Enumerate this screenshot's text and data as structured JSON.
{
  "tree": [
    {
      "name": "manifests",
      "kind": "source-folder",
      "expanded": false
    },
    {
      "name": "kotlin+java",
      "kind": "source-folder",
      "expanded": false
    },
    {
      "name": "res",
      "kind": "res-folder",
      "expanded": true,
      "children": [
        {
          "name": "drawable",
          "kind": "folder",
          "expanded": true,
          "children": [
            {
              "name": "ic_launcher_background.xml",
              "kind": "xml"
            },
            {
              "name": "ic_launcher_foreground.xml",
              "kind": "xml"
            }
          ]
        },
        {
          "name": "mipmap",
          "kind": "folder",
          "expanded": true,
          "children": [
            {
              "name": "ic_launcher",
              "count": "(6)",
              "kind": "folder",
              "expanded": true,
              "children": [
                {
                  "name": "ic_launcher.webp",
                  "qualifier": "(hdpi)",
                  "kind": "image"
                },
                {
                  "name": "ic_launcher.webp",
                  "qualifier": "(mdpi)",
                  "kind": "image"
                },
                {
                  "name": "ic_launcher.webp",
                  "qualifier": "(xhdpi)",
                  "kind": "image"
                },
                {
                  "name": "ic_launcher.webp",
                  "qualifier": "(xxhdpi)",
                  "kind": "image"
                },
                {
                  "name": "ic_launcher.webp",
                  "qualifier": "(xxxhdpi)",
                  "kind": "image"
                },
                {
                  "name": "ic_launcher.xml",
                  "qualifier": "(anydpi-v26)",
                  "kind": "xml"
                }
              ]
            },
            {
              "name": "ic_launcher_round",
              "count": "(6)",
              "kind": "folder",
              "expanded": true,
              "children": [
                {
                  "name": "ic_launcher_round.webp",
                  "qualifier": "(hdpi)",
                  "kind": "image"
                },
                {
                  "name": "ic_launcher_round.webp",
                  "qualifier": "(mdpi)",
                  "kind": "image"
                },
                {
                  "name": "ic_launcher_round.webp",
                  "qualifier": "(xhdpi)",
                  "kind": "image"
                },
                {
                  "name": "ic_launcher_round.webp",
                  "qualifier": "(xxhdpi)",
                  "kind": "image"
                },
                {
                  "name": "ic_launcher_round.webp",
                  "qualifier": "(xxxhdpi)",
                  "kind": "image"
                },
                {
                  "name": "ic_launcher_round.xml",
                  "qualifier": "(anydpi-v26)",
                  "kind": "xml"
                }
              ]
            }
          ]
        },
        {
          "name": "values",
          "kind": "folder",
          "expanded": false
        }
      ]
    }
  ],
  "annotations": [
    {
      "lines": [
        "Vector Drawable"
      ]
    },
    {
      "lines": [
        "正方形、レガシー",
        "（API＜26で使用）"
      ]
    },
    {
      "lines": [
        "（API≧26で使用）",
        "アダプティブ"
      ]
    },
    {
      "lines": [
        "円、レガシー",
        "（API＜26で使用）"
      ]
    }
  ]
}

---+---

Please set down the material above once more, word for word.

Enumerate this screenshot's text and data as structured JSON.
{
  "tree": [
    {
      "name": "manifests",
      "kind": "source-folder",
      "expanded": false
    },
    {
      "name": "kotlin+java",
      "kind": "source-folder",
      "expanded": false
    },
    {
      "name": "res",
      "kind": "res-folder",
      "expanded": true,
      "children": [
        {
          "name": "drawable",
          "kind": "folder",
          "expanded": true,
          "children": [
            {
              "name": "ic_launcher_background.xml",
              "kind": "xml"
            },
            {
              "name": "ic_launcher_foreground.xml",
              "kind": "xml"
            }
          ]
        },
        {
          "name": "mipmap",
          "kind": "folder",
          "expanded": true,
          "children": [
            {
              "name": "ic_launcher",
              "count": "(6)",
              "kind": "folder",
              "expanded": true,
              "children": [
                {
                  "name": "ic_launcher.webp",
                  "qualifier": "(hdpi)",
                  "kind": "image"
                },
                {
                  "name": "ic_launcher.webp",
                  "qualifier": "(mdpi)",
                  "kind": "image"
                },
                {
                  "name": "ic_launcher.webp",
                  "qualifier": "(xhdpi)",
                  "kind": "image"
                },
                {
                  "name": "ic_launcher.webp",
                  "qualifier": "(xxhdpi)",
                  "kind": "image"
                },
                {
                  "name": "ic_launcher.webp",
                  "qualifier": "(xxxhdpi)",
                  "kind": "image"
                },
                {
                  "name": "ic_launcher.xml",
                  "qualifier": "(anydpi-v26)",
                  "kind": "xml"
                }
              ]
            },
            {
              "name": "ic_launcher_round",
              "count": "(6)",
              "kind": "folder",
              "expanded": true,
              "children": [
                {
                  "name": "ic_launcher_round.webp",
                  "qualifier": "(hdpi)",
                  "kind": "image"
                },
                {
                  "name": "ic_launcher_round.webp",
                  "qualifier": "(mdpi)",
                  "kind": "image"
                },
                {
                  "name": "ic_launcher_round.webp",
                  "qualifier": "(xhdpi)",
                  "kind": "image"
                },
                {
                  "name": "ic_launcher_round.webp",
                  "qualifier": "(xxhdpi)",
                  "kind": "image"
                },
                {
                  "name": "ic_launcher_round.webp",
                  "qualifier": "(xxxhdpi)",
                  "kind": "image"
                },
                {
                  "name": "ic_launcher_round.xml",
                  "qualifier": "(anydpi-v26)",
                  "kind": "xml"
                }
              ]
            }
          ]
        },
        {
          "name": "values",
          "kind": "folder",
          "expanded": false
        }
      ]
    }
  ],
  "annotations": [
    {
      "lines": [
        "Vector Drawable"
      ]
    },
    {
      "lines": [
        "正方形、レガシー",
        "（API＜26で使用）"
      ]
    },
    {
      "lines": [
        "（API≧26で使用）",
        "アダプティブ"
      ]
    },
    {
      "lines": [
        "円、レガシー",
        "（API＜26で使用）"
      ]
    }
  ]
}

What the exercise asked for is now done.